- The sinking of the luxury liner Titanic
- Construction of a new wireless factory building in Chelmsford
- Official visit from the many international delegates who were attending the International Radio Telegraphic Conference in London
In that tragic event on Sunday April 14, 1912, the luxury liner RMS Titanic struck an iceberg and in less than three hours it broke into two pieces and sank. The two Marconi wireless operators, 25 year old John Phillips and 22 year old Harold Bride, had sent out numerous Morse Code messages on their Marconi wireless equipment with the Marconi callsign MGY.
In response, the RMS Carpathia (callsign MPA) at full speed arrived at the scene two hours after the Titanic sank, and they were successful in rescuing 705 survivors from the icy cold Atlantic. Wide was the subsequent praise for the use of wireless equipment aboard the Titanic which ensured the rescue of so many survivors who would otherwise have been lost.
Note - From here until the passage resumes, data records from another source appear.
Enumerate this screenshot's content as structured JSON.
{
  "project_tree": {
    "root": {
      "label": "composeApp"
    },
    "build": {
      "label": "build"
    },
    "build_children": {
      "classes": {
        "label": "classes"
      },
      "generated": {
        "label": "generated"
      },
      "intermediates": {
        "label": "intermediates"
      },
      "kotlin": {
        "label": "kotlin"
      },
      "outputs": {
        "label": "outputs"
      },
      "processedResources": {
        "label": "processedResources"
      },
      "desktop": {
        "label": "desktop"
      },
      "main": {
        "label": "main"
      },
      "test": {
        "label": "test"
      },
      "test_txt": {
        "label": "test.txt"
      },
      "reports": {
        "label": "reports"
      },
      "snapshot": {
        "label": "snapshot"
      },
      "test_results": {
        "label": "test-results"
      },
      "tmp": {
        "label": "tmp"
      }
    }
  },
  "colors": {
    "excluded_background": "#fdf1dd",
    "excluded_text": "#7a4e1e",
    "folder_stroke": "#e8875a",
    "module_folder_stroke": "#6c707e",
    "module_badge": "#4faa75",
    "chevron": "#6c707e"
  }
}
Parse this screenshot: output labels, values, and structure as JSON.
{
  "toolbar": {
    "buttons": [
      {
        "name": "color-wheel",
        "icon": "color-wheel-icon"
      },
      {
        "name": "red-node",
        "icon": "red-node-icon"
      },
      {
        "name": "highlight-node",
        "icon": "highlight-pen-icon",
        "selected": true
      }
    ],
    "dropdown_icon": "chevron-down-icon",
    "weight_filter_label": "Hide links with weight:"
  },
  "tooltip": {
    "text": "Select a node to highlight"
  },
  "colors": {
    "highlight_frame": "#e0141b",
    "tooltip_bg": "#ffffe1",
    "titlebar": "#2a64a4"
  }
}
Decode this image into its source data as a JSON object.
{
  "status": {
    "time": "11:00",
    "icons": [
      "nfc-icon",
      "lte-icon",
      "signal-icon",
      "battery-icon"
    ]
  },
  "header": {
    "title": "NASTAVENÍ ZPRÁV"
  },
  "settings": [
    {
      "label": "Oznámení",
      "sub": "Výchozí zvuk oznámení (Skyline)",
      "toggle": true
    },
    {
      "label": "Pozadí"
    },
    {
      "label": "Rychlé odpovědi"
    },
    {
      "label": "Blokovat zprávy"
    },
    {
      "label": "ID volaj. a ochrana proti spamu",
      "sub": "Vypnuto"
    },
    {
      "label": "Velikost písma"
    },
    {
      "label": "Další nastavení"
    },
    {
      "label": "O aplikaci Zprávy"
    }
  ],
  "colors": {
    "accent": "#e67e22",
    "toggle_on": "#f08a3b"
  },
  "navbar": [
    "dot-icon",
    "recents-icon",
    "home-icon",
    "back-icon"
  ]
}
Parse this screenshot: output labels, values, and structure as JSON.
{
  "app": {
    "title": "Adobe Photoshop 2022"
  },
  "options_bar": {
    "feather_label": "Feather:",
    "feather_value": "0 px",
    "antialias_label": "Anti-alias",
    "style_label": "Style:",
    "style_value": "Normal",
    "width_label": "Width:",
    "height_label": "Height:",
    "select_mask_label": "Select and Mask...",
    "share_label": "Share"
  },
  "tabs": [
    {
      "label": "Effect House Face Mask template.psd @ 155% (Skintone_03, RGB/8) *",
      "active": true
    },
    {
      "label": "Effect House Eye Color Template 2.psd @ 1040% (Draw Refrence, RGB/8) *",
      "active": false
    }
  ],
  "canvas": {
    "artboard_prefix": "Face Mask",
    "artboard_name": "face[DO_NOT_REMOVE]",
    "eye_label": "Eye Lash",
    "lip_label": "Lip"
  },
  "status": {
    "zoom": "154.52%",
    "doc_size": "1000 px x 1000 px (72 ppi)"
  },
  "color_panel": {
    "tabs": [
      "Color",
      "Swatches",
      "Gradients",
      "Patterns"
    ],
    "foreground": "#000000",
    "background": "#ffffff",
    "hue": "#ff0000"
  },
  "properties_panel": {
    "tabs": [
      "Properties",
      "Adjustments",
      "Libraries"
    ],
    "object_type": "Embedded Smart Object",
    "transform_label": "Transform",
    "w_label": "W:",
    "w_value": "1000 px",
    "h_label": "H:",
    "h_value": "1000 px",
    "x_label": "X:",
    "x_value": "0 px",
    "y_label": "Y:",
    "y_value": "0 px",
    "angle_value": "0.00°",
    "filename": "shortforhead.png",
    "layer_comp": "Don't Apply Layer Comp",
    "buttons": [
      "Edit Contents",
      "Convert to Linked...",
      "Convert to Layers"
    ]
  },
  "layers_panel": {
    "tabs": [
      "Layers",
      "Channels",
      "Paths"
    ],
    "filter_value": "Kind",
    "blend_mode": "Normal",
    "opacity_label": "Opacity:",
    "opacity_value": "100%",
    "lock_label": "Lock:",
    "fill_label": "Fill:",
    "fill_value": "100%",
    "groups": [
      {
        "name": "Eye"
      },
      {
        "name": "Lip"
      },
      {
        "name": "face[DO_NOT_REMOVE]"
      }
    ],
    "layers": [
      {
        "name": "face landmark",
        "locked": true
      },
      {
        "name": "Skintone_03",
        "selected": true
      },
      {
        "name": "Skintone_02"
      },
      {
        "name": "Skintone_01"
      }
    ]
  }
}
In Chelmsford, suitable land on the local cricket grounds at New Street near the railway station was chosen for the new wireless/radio factory. Construction work for that large new two storey factory building began on February 26 (1912) and in order to hasten the work 500 brick layers were employed.
The official opening of the new Marconi factory at Chelmsford on June 22 (1912) attracted delegates from the 35 countries who were attending the Third International Radio Telegraphic Conference in London. At the height of its success, this new wireless/radio factory employed a total of 6,000 people.
Early views of the Marconi factory in New Street, Chelmsford. Photos: Essex Record Office
During the subsequent almost one hundred years, Marconi Chelmsford manufactured untallied quantities of radio products, including high powered top quality international shortwave transmitters. Their now historic radio factory was ultimately closed in 2008, and it is these days in use as a luxury apartment complex.
This feature was written by Adrian Peterson and originally aired on Adventist World Radio’s “Wavescan” DX program of April 3, 2022.